A long time ago, shortly after finishing school, I decided to write a book.
My plan was simple:
- compose a steamy romance novel – one that everyone would love
- sell it
- get paid enough money to buy a laptop and move somewhere hot where I would crank out a novel every few months and enjoy life.
This ‘plan’ was not based on a love of romance literature but I was young and overly optimistic with a crappy job and no real career plan. Although I’d never written anything longer than a short story before, I thought: How hard can it be?
My sister’s friend, an intern at Harlequin, gave me a pile of books for inspiration along with this piece of advice: “Cowboys and babies are very hot right now. Put them in your book if you can.”
- Chircosta / Foter / Public domain
I didn’t (and still don’t) know much about cowboys and frankly, saddle-crushed testicles and rope play kind of turn me off. So, despite my enormous confidence about this project, I knew I could not write a cowboy with authenticity or enthusiasm. I just couldn’t add a cowboy.

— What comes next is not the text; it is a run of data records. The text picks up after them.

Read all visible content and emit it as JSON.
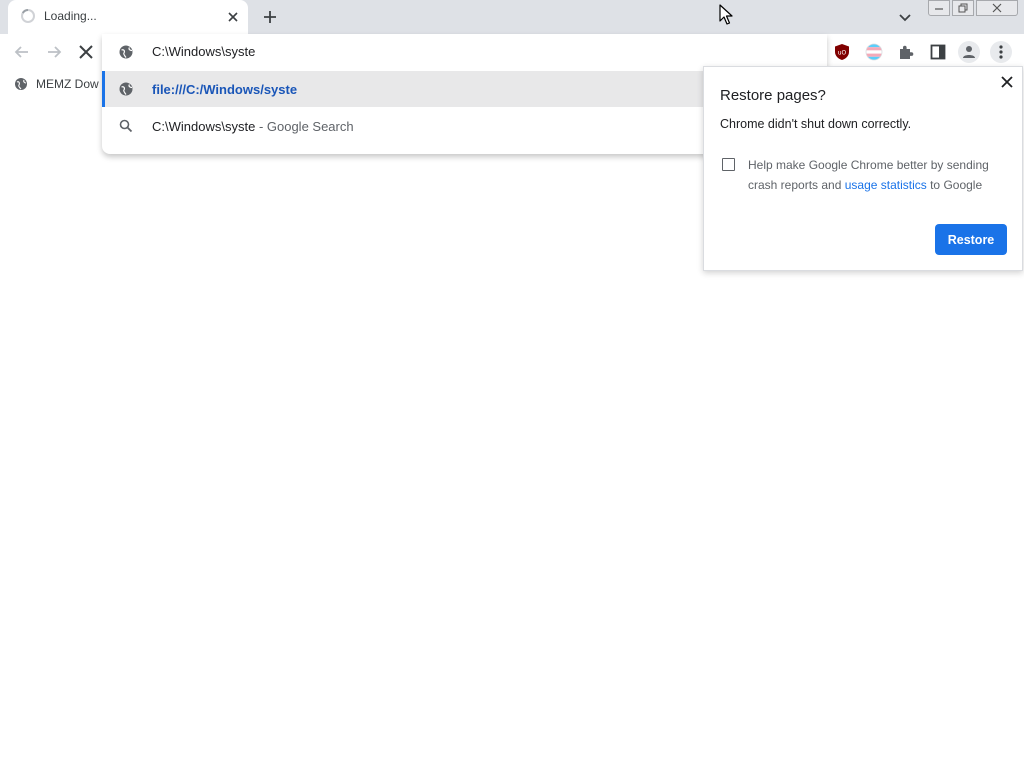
{
  "tab": {
    "title": "Loading...",
    "close_icon": "close-icon",
    "spinner_icon": "loading-spinner-icon"
  },
  "new_tab_icon": "plus-icon",
  "tab_search_icon": "chevron-down-icon",
  "window_controls": [
    "minimize-icon",
    "restore-icon",
    "close-icon"
  ],
  "toolbar": {
    "back_icon": "arrow-left-icon",
    "forward_icon": "arrow-right-icon",
    "stop_icon": "stop-x-icon",
    "extensions": [
      "ublock-origin-icon",
      "trans-flag-icon",
      "puzzle-icon"
    ],
    "side_panel_icon": "side-panel-icon",
    "profile_icon": "person-icon",
    "menu_icon": "kebab-menu-icon"
  },
  "bookmarks": {
    "items": [
      {
        "label": "MEMZ Dow",
        "icon": "globe-icon"
      }
    ]
  },
  "omnibox": {
    "input_value": "C:\\Windows\\syste",
    "suggestions": [
      {
        "text": "file:///C:/Windows/syste",
        "icon": "globe-icon",
        "selected": true
      },
      {
        "text": "C:\\Windows\\syste",
        "suffix": "- Google Search",
        "icon": "search-icon",
        "selected": false
      }
    ]
  },
  "restore_bubble": {
    "title": "Restore pages?",
    "message": "Chrome didn't shut down correctly.",
    "checkbox_checked": false,
    "checkbox_label_before": "Help make Google Chrome better by sending crash reports and ",
    "checkbox_link": "usage statistics",
    "checkbox_label_after": " to Google",
    "restore_label": "Restore"
  },
  "colors": {
    "accent": "#1a73e8",
    "tabstrip": "#dee1e6",
    "selected_row": "#e8e8e9"
  }
}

Despite their apparent popularity in romance novels, anyone who has ever met a baby knows they are vicious passion killers. I didn’t have much experience with babies but I had been one and had looked after a few so I felt knowledgeable enough to add a baby to my story. I wrote ‘BABY’ on a piece of paper.

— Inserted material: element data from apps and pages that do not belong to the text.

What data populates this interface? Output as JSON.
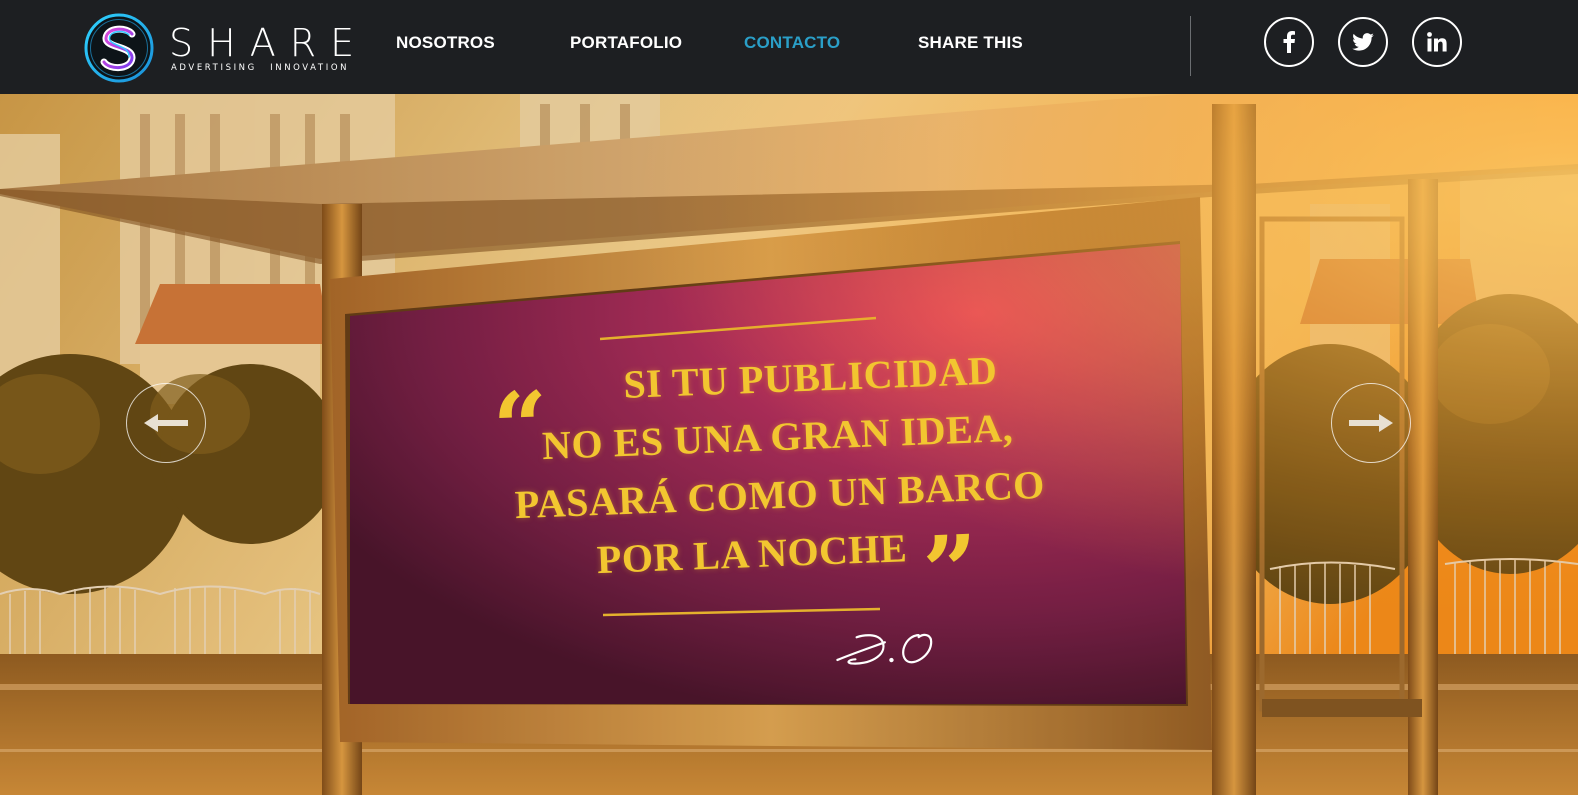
{
  "brand": {
    "name": "SHARE",
    "tagline": "ADVERTISING INNOVATION",
    "logo_letter": "S",
    "colors": {
      "ring_outer": "#27b7e5",
      "ring_inner": "#c23bd9"
    }
  },
  "nav": {
    "items": [
      {
        "label": "NOSOTROS",
        "active": false
      },
      {
        "label": "PORTAFOLIO",
        "active": false
      },
      {
        "label": "CONTACTO",
        "active": true
      },
      {
        "label": "SHARE THIS",
        "active": false
      }
    ],
    "active_color": "#2a9fc8"
  },
  "social": [
    {
      "icon": "facebook-icon",
      "label": "f"
    },
    {
      "icon": "twitter-icon",
      "label": ""
    },
    {
      "icon": "linkedin-icon",
      "label": "in"
    }
  ],
  "hero": {
    "quote_lines": [
      "SI TU PUBLICIDAD",
      "NO ES UNA GRAN IDEA,",
      "PASARÁ COMO UN BARCO",
      "POR LA NOCHE"
    ],
    "quote_open": "“",
    "quote_close": "”",
    "signature": "D.O",
    "prev_icon": "arrow-left-icon",
    "next_icon": "arrow-right-icon"
  }
}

It was a start.
I read my way through my stack of romance books and noticed a few common elements that seemed to be mandatory:
1. The first time the man is truly attracted to the woman she is almost always either:

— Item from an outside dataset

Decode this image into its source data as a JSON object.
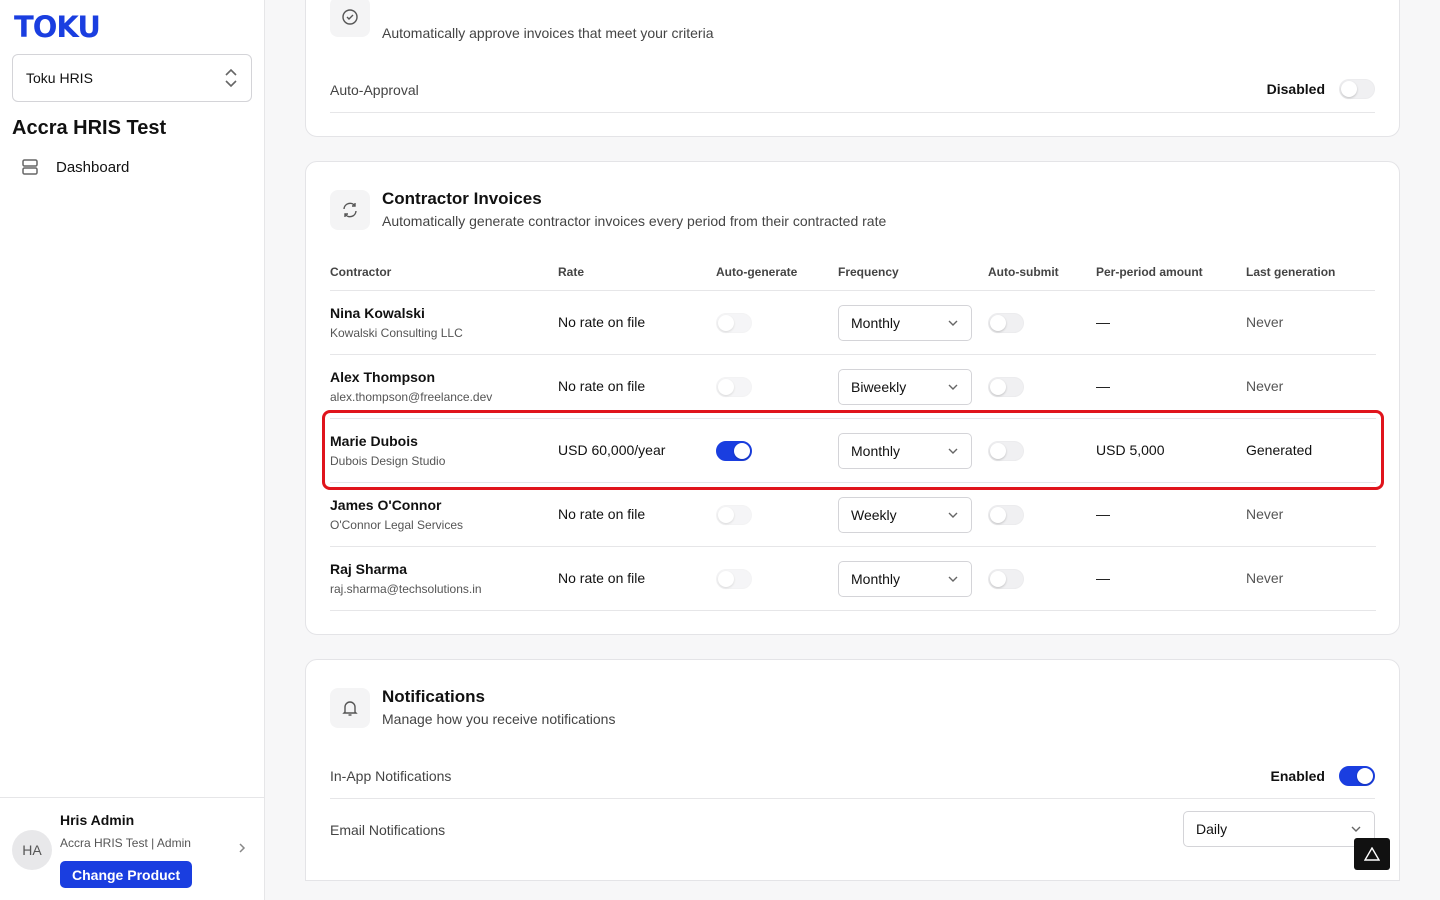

a: in disguise
b: in peril
c: unconscious or otherwise debilitated
As a feminist, almost everything about this romance ‘element’ offended me.
As a pragmatist who wanted a laptop and a sunny life, I let it go.
I tripped Lauren (my leading lady and recently divorced mother of a very cute baby who has just moved home to the family farm) over her dog. (I was certain that if readers like babies, they would love a cute Golden Retriever!) Drew, the handsome next door neighbour/vineyard owner (Lauren’s former childhood crush who’d barely even noticed she was alive when they were kids) caught her just in time in his strong, tanned arms (hero’s arms are always strong and tanned) so she was okay if a bit flustered by his manliness.
2. The man has an interesting, high-profile or heroic job.
My former-boy-next-door-turned-hot-beast-next-door converted his family farm to a vineyard and was committed to ‘making top notch wine at reasonable prices’. Interesting, useful AND heroic. Check, check and check!
3. The mother of the romantic protagonist is almost always dead.
Why does the mother have to die? I don’t know but she does. With few exceptions, most romantic heroines are motherless women with fathers of varying degrees of uselessness.
Although I was fascinated by the mystery of the dead and missing mothers, I didn’t dwell on it.
I dispatched the mother, and the grandmother too (because, if killing the mother is good, I assumed that doubling down with a dead grandmother was even better).
One benefit of the carnage was that it provided a reason for Lauren (and her very cute baby!) to come back to the old farmhouse when she inherited it from her grandmother – rest her soul – who had been her refuge from her annoying step-mother and weak father after her mother’s untimely demise.
4. The love birds come dangerously close to being driven apart by mistrust and misunderstanding. Always. Usually because they don’t ask questions and just leap to conclusions.
I’d watched television my whole life and was very familiar with the concept.
Was Drew only interested in Lauren’s land? She assumed the worst when she learned of his plans to expand the vineyard. Of course she didn’t ask him – that would be crazy and would screw up the word count!
With those ‘must have’ components, I had my outline.
I’d planned to complete my first draft in a month but it was much tougher and slower than expected. I eventually finished a first draft after about four months and immediately went to work trying to get published.
I hadn’t worried that publishers might not want my book. But when I started sending out queries, I quickly learned that they didn’t even want to see it!
Turned down by five publishers, it became clear that life as a famous author on the beach might not happen (and that I should have added a cowboy!!!) but I was glad I wrote it because I had proved to myself that I could.
In the end, my romance novel was read only by me and a handful of friends (one of them cried which made me unbelievably happy) and eventually packed away, in a binder, on a shelf in a cupboard with old photo albums and games with missing pieces.
I came across it the other day while trying to find the pink Hungry Hippo face. I flipped through the pages and remembered my ‘plan’ and it made me smile.